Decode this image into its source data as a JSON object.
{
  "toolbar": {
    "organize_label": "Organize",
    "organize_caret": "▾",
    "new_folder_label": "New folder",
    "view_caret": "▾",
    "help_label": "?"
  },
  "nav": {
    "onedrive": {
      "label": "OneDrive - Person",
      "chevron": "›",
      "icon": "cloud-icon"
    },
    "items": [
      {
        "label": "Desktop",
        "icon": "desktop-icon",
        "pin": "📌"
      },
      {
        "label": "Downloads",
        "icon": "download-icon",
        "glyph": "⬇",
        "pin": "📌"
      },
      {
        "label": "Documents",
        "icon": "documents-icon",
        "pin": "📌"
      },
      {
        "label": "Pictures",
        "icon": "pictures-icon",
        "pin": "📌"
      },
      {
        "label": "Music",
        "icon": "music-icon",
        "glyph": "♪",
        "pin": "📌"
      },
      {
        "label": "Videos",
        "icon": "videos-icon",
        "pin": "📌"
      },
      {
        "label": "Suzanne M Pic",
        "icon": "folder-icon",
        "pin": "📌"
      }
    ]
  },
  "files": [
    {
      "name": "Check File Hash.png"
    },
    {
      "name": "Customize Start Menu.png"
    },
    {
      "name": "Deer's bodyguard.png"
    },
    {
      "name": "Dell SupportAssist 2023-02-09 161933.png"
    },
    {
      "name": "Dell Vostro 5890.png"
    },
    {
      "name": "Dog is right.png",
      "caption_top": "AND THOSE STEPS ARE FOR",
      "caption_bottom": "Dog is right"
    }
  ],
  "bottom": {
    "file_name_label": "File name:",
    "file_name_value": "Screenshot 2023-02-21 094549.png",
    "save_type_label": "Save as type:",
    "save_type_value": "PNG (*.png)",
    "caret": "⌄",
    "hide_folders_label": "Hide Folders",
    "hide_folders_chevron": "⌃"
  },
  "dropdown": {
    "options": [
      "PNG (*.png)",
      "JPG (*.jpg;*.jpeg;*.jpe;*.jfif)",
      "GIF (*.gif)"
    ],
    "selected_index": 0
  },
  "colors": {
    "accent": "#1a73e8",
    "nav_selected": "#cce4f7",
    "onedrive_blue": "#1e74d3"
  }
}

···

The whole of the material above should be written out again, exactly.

Decode this image into its source data as a JSON object.
{
  "toolbar": {
    "organize_label": "Organize",
    "organize_caret": "▾",
    "new_folder_label": "New folder",
    "view_caret": "▾",
    "help_label": "?"
  },
  "nav": {
    "onedrive": {
      "label": "OneDrive - Person",
      "chevron": "›",
      "icon": "cloud-icon"
    },
    "items": [
      {
        "label": "Desktop",
        "icon": "desktop-icon",
        "pin": "📌"
      },
      {
        "label": "Downloads",
        "icon": "download-icon",
        "glyph": "⬇",
        "pin": "📌"
      },
      {
        "label": "Documents",
        "icon": "documents-icon",
        "pin": "📌"
      },
      {
        "label": "Pictures",
        "icon": "pictures-icon",
        "pin": "📌"
      },
      {
        "label": "Music",
        "icon": "music-icon",
        "glyph": "♪",
        "pin": "📌"
      },
      {
        "label": "Videos",
        "icon": "videos-icon",
        "pin": "📌"
      },
      {
        "label": "Suzanne M Pic",
        "icon": "folder-icon",
        "pin": "📌"
      }
    ]
  },
  "files": [
    {
      "name": "Check File Hash.png"
    },
    {
      "name": "Customize Start Menu.png"
    },
    {
      "name": "Deer's bodyguard.png"
    },
    {
      "name": "Dell SupportAssist 2023-02-09 161933.png"
    },
    {
      "name": "Dell Vostro 5890.png"
    },
    {
      "name": "Dog is right.png",
      "caption_top": "AND THOSE STEPS ARE FOR",
      "caption_bottom": "Dog is right"
    }
  ],
  "bottom": {
    "file_name_label": "File name:",
    "file_name_value": "Screenshot 2023-02-21 094549.png",
    "save_type_label": "Save as type:",
    "save_type_value": "PNG (*.png)",
    "caret": "⌄",
    "hide_folders_label": "Hide Folders",
    "hide_folders_chevron": "⌃"
  },
  "dropdown": {
    "options": [
      "PNG (*.png)",
      "JPG (*.jpg;*.jpeg;*.jpe;*.jfif)",
      "GIF (*.gif)"
    ],
    "selected_index": 0
  },
  "colors": {
    "accent": "#1a73e8",
    "nav_selected": "#cce4f7",
    "onedrive_blue": "#1e74d3"
  }
}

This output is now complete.